We’ve now witnessed two recent episodes in which New and Old Guard journalists have been sharply at odds. Believers in wokester activist journalism, a Millennial and Zoomer thing that’s about exposing racism, pollution, corruption and all the other social ills and in some cases indicting and/or cancelling old-schoolers (and particularly Trump-aligned righties), have clashed with defenders of traditional liberal journalism — basically a generational rift.
Episode #1 was about wokester N.Y. Times staffers condemning the opinion section’s decision to publish a somewhat rash opinion essay by Arkansas Republican Senator Tom Cotton (“Send In The Military“) that basically said the military should be brought in to stop looters.
Wokester staffers tweeted that running the Cotton piece “puts Black @NYTimes staff in danger”…really? Most Americans believe that the looting has been horrible if not ruinous, and that it should be stopped one way or another.
N.Y. Times columnist Bari Weiss explains the clash as follows: “The civil war inside The New York Times between the (mostly young) wokes and the (mostly 40-plus) liberals is the same one raging inside other publications and companies across the country. The dynamic is always the same. The New York Times motto is ‘all the news that’s fit to print.’ One group” — the 40-plussers — “emphasizes the word ‘all.’ The other, the word ‘fit.'”

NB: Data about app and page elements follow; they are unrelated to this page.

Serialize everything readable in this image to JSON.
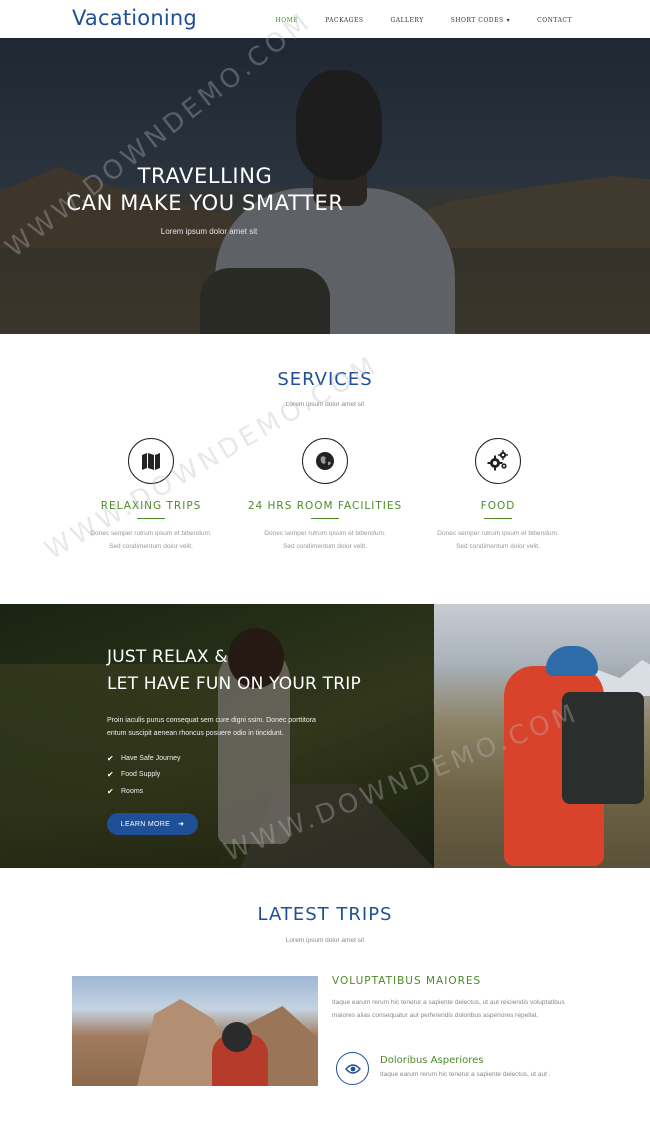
{
  "header": {
    "logo": "Vacationing",
    "nav": [
      {
        "label": "HOME",
        "active": true
      },
      {
        "label": "PACKAGES",
        "active": false
      },
      {
        "label": "GALLERY",
        "active": false
      },
      {
        "label": "SHORT CODES",
        "active": false,
        "dropdown": true
      },
      {
        "label": "CONTACT",
        "active": false
      }
    ]
  },
  "hero": {
    "title_line1": "TRAVELLING",
    "title_line2": "CAN MAKE YOU SMATTER",
    "subtitle": "Lorem ipsum dolor amet sit"
  },
  "services": {
    "title": "SERVICES",
    "subtitle": "Lorem ipsum dolor amet sit",
    "items": [
      {
        "icon": "map-icon",
        "name": "RELAXING TRIPS",
        "desc1": "Donec semper rutrum ipsum et bibendum.",
        "desc2": "Sed condimentum dolor velit."
      },
      {
        "icon": "globe-icon",
        "name": "24 HRS ROOM FACILITIES",
        "desc1": "Donec semper rutrum ipsum et bibendum.",
        "desc2": "Sed condimentum dolor velit."
      },
      {
        "icon": "gears-icon",
        "name": "FOOD",
        "desc1": "Donec semper rutrum ipsum et bibendum.",
        "desc2": "Sed condimentum dolor velit."
      }
    ]
  },
  "relax": {
    "title_line1": "JUST RELAX &",
    "title_line2": "LET HAVE FUN ON YOUR TRIP",
    "text": "Proin iaculis purus consequat sem cure digni ssim. Donec porttitora entum suscipit aenean rhoncus posuere odio in tincidunt.",
    "list": [
      "Have Safe Journey",
      "Food Supply",
      "Rooms"
    ],
    "button": "LEARN MORE"
  },
  "latest": {
    "title": "LATEST TRIPS",
    "subtitle": "Lorem ipsum dolor amet sit",
    "trip_title": "VOLUPTATIBUS MAIORES",
    "trip_desc": "Itaque earum rerum hic tenetur a sapiente delectus, ut aut reiciendis voluptatibus maiores alias consequatur aut perferendis doloribus asperiores repellat.",
    "feature_icon": "eye-icon",
    "feature_title": "Doloribus Asperiores",
    "feature_desc": "Itaque earum rerum hic tenetur a sapiente delectus, ut aut ."
  },
  "watermark": "WWW.DOWNDEMO.COM",
  "colors": {
    "brand_blue": "#1f4f96",
    "accent_green": "#4e8a2a"
  }
}
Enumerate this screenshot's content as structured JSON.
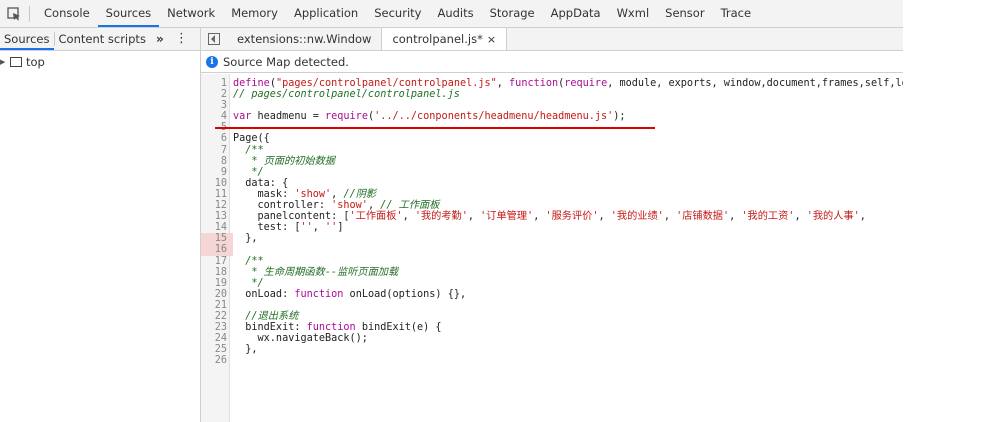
{
  "toolbar": {
    "tabs": [
      "Console",
      "Sources",
      "Network",
      "Memory",
      "Application",
      "Security",
      "Audits",
      "Storage",
      "AppData",
      "Wxml",
      "Sensor",
      "Trace"
    ],
    "active_tab": "Sources"
  },
  "navigator": {
    "tabs": [
      "Sources",
      "Content scripts"
    ],
    "more": "»",
    "menu": "⋮",
    "tree_root": "top"
  },
  "editor": {
    "tabs": [
      {
        "label": "extensions::nw.Window"
      },
      {
        "label": "controlpanel.js*",
        "close": "×"
      }
    ],
    "info_message": "Source Map detected.",
    "lines": [
      "define(\"pages/controlpanel/controlpanel.js\", function(require, module, exports, window,document,frames,self,lo",
      "// pages/controlpanel/controlpanel.js",
      "",
      "var headmenu = require('../../conponents/headmenu/headmenu.js');",
      "",
      "Page({",
      "  /**",
      "   * 页面的初始数据",
      "   */",
      "  data: {",
      "    mask: 'show', //阴影",
      "    controller: 'show', // 工作面板",
      "    panelcontent: ['工作面板', '我的考勤', '订单管理', '服务评价', '我的业绩', '店铺数据', '我的工资', '我的人事',",
      "    test: ['', '']",
      "  },",
      "",
      "  /**",
      "   * 生命周期函数--监听页面加载",
      "   */",
      "  onLoad: function onLoad(options) {},",
      "",
      "  //退出系统",
      "  bindExit: function bindExit(e) {",
      "    wx.navigateBack();",
      "  },",
      ""
    ]
  }
}
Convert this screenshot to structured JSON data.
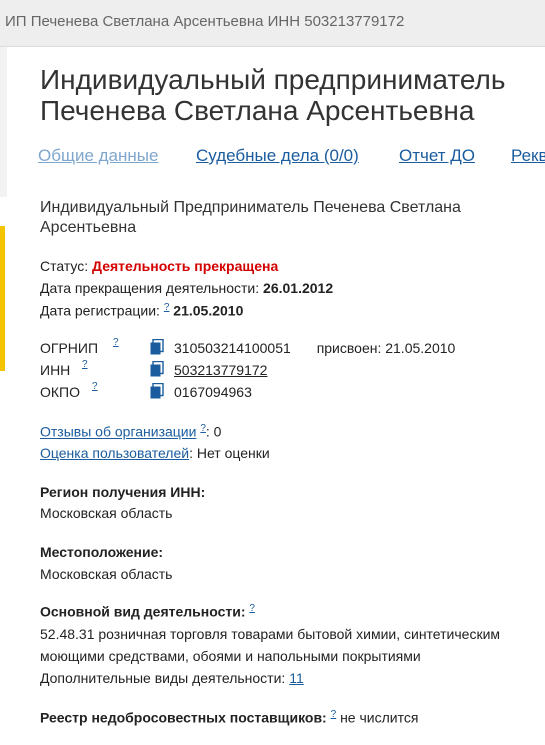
{
  "topbar": {
    "title": "ИП Печенева Светлана Арсентьевна ИНН 503213779172"
  },
  "heading": {
    "line1": "Индивидуальный предприниматель",
    "line2": "Печенева Светлана Арсентьевна"
  },
  "tabs": [
    {
      "label": "Общие данные"
    },
    {
      "label": "Судебные дела (0/0)"
    },
    {
      "label": "Отчет ДО"
    },
    {
      "label": "Рекв"
    }
  ],
  "full_name": "Индивидуальный Предприниматель Печенева Светлана Арсентьевна",
  "status": {
    "label": "Статус:",
    "value": "Деятельность прекращена"
  },
  "termination": {
    "label": "Дата прекращения деятельности:",
    "value": "26.01.2012"
  },
  "registration": {
    "label": "Дата регистрации:",
    "help": "?",
    "value": "21.05.2010"
  },
  "codes": {
    "ogrnip": {
      "label": "ОГРНИП",
      "help": "?",
      "value": "310503214100051",
      "assigned": "присвоен: 21.05.2010"
    },
    "inn": {
      "label": "ИНН",
      "help": "?",
      "value": "503213779172"
    },
    "okpo": {
      "label": "ОКПО",
      "help": "?",
      "value": "0167094963"
    }
  },
  "reviews": {
    "link": "Отзывы об организации",
    "help": "?",
    "value": ": 0"
  },
  "rating": {
    "link": "Оценка пользователей",
    "value": ": Нет оценки"
  },
  "region": {
    "title": "Регион получения ИНН:",
    "value": "Московская область"
  },
  "location": {
    "title": "Местоположение:",
    "value": "Московская область"
  },
  "activity": {
    "title": "Основной вид деятельности:",
    "help": "?",
    "line1": "52.48.31 розничная торговля товарами бытовой химии, синтетическим",
    "line2": "моющими средствами, обоями и напольными покрытиями",
    "extra_label": "Дополнительные виды деятельности:",
    "extra_count": "11"
  },
  "registry": {
    "title": "Реестр недобросовестных поставщиков:",
    "help": "?",
    "value": "не числится"
  },
  "colors": {
    "link": "#1a5c9e",
    "status_red": "#d40000",
    "accent_yellow": "#f5c400"
  }
}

“The New Guard has a different worldview,” Weiss went on. “They call it ‘safetyism,’ in which the right of people to feel emotionally and psychologically safe trumps what were previously considered core liberal values, like free speech.”
Episode #2, which happened last night in Los Angeles, was about safetyism.
Variety editor Claudia Eller was forced to take a two-month administrative leave after a Twitter dispute with freelancer Piya Sinha-Roy about insufficient newsroom diversity. The flashpoint moment was when Sinha-Roy complained that “POC voices are constantly dismissed“, in response to which Eller took umbrage because she felt she and other Variety editors had conveyed an understanding of this complaint and a pledge to improve. “When someone cops to something why would you try and criticize them?,” she said to Sinha-Roy. “You sound really bitter.”
Eller surely understands that you can’t get into a Twitter dispute with any younger POC and hope to win the argument. Or at least, she surely understands that now.
American voters are starting to figure some things out also. Scratch an under-40 wokester-progressive and you may find an ideological Stalinist who’s convinced that change can’t happen without slapping a few people around or even deep-sixing them. A day or two ago I equated this crowd with Tom Courtenay‘s “Strelnikov” character in Dr. Zhivago. I’ve said 50 times that we’re living through a period that’s not unlike the French terror, at least within wokester circles.
We’re also living through a certain strain of liberal hypocrisy in which progressives had insisted for nearly three months that strict social distancing had to be observed for God knows how long. This was followed by the partial collapse of social distancing (certainly among protestors) when it came time to march against systemic racism in the wake of the murder of George Floyd.
Drive though any major city now and you’ll see a whole lot of storefronts covered with plywood, plywood, plywood. Caused by looters but also by the George Floyd protestors who’ve given them cover. What kind of impact is this going to have on Average Joe voters? The vast majority is appalled by racially-driven police brutality and support the demonstrations, but at the same time they don’t like the way plywood has totally taken over.
What would be the right proportional makeup of a properly diverse newsroom, by the way? Should the racial makeup of a newsroom reflect last year’s U.S. census figures, which stated that whites comprise 60.4% of the population with other tribes close to 40% (African Americans 13.4%, Hispanic-Latino 18.3% and Asians 5.9%, etc.). Or is journalism a different kettle of fish? How should it work exactly?
In my view, Weiss is one of the few serious truth-tellers within the N.Y. Times community when it comes to wokesters vs. traditionalists.